Nothing in my home is framed to perfection. My walls are sparsely clad with my learning curves and experiments and remind me of where I started. I also have the odd gold ornate frames dotted around the house, a couple of plastic ones and some shiny metal ones from the 80’s. I really should do something about this, when I find the time…
Amazing colourful hand-tinted frame details! Love those fluoro pink corners up top (artwork by Madeleine Stamer of course)!
Is there anything you won’t or can’t frame?
What does a typical day at work involve for you?
On Mondays and Tuesdays I start work around 8am or 9am. I spread my work sheets out and place them in order of urgency, type of wood, moulding profile, finish and joinery option. Then I begin selecting the timber moulding, I carefully inspect for warping, bends, knots and other defects to avoid. I measure and mark the timber, then handover to dad for cutting and trimming. The rest of the day is spent gluing and joining, cutting various inlays and details, nailing, routing, sanding, painting, staining, oiling, waxing, responding to emails, quoting, invoicing, ordering materials, speaking to suppliers, the list goes on. My dad and I take regular breaks, consume numerous cups of coffee or tea and discuss designs for wooden toys. Dad is often crafting little wooden toy prototypes throughout the day, turning, shaping and meticulously cutting all sorts of elaborate shapes into wood, which then slot together perfectly like a three-dimensional puzzle. From Wednesday to Friday, my day begins much the same, but around 10am I load the car up with frames to be finished and head over to my other workshop at the Compound. In between cutting various materials and mounting works, I meet with customers, discuss options and walk them through the framing process.
Ryan and his Dad tinker with their new toy range at Ryan’s Colingwood studio. These shots by Olga Bennett, originally taken for Smith Journal.
Which Australian designers, artists or creative people do you admire or take inspiration from?
I admire the work of my longtime friend and collaborator Suzy Tuxen (A Friend Of Mine). Her colourful and playful approach to design has always inspired me. Ricky Swallow’s incredible craftsmanship.
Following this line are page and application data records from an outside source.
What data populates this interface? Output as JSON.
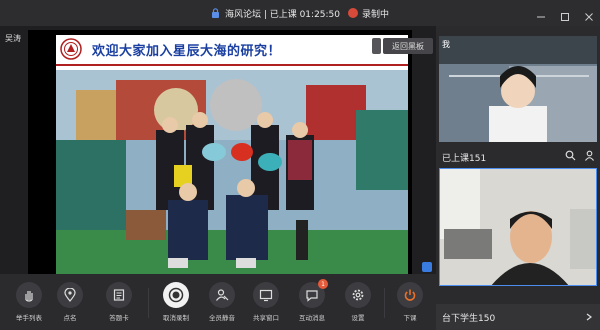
{
  "topbar": {
    "title": "海风论坛 | 已上课 01:25:50",
    "record_label": "录制中"
  },
  "stage": {
    "teacher_name": "吴涛",
    "side_button": "返回黑板",
    "slide_title": "欢迎大家加入星辰大海的研究！"
  },
  "right_panel": {
    "video1_label": "我",
    "video1_name": "已上课151",
    "video2_footer": "台下学生150"
  },
  "toolbar": {
    "items": [
      {
        "label": "举手列表",
        "icon": "hand-icon"
      },
      {
        "label": "点名",
        "icon": "location-pin-icon"
      },
      {
        "label": "答题卡",
        "icon": "answer-card-icon"
      },
      {
        "label": "取消录制",
        "icon": "record-icon"
      },
      {
        "label": "全员静音",
        "icon": "mute-all-icon"
      },
      {
        "label": "共享窗口",
        "icon": "share-window-icon"
      },
      {
        "label": "互动消息",
        "icon": "chat-icon",
        "badge": "1"
      },
      {
        "label": "设置",
        "icon": "settings-icon"
      },
      {
        "label": "下课",
        "icon": "power-icon"
      }
    ]
  },
  "colors": {
    "record_red": "#d84a3a",
    "title_blue": "#1a3fa0",
    "power_orange": "#e8702a",
    "active_border": "#4c8ef0"
  }
}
And Conrad Shawcross – though he’s not Australian – I have to say his ‘The Nervous System’ sculpture is one of my favourite things ever.
What would be your dream creative project?
I would love to learn Japanese carpentry and build my own house using traditional Japanese joinery.
What are you looking forward to?
United Measures is still new for me, I’m looking forward to seeing how it will evolve. My dad and I have just started a little side project, making wooden toys from the frame off-cuts, its something I’m really proud of and its nice to have a little sustainable story to tell about our frames and the toys made from the waste.
Timber toys in progress
Timber toys finished! Amazing!
Your favourite neighbourhood in Melbourne and why?
Williamstown. I find it has a transporting effect on me, I feel like I’m in another city, a country town or a little fishing village miles away from Melbourne, yet you get one of the best views of the city. I also love being near the water.
Where do you shop in Melbourne for the tools of your trade? – mountboards, papers, timber stains or anything else?
I source my tools and materials from all over. I have few framing suppliers where I purchase the bulk of my materials. For tools, many of mine are from Carba-tec in Springvale. Stains and paint from Manfax in Fitzroy. For screen printing supplies I buy from Jones Brothers in Campbelfield and source special papers from Melbourne Etching Supplies in Fitzroy.
What and where was the last great meal you ate in Melbourne?
I had some amazing pancakes at The Premises in Kensington, with some friends a couple of weeks back. Actually, I think I had a bacon and egg roll and then the pancakes…
Where would we find you on a typical Saturday morning?
I work on Saturday, you would most likely see me dropping by Cibi to grab a coffee on my way to the Compound.
Melbourne’s best kept secret?
I think the sweeping view of the city while driving over the Bolte bridge is amazing, its not much of secret, but its great to show visitors to Melbourne.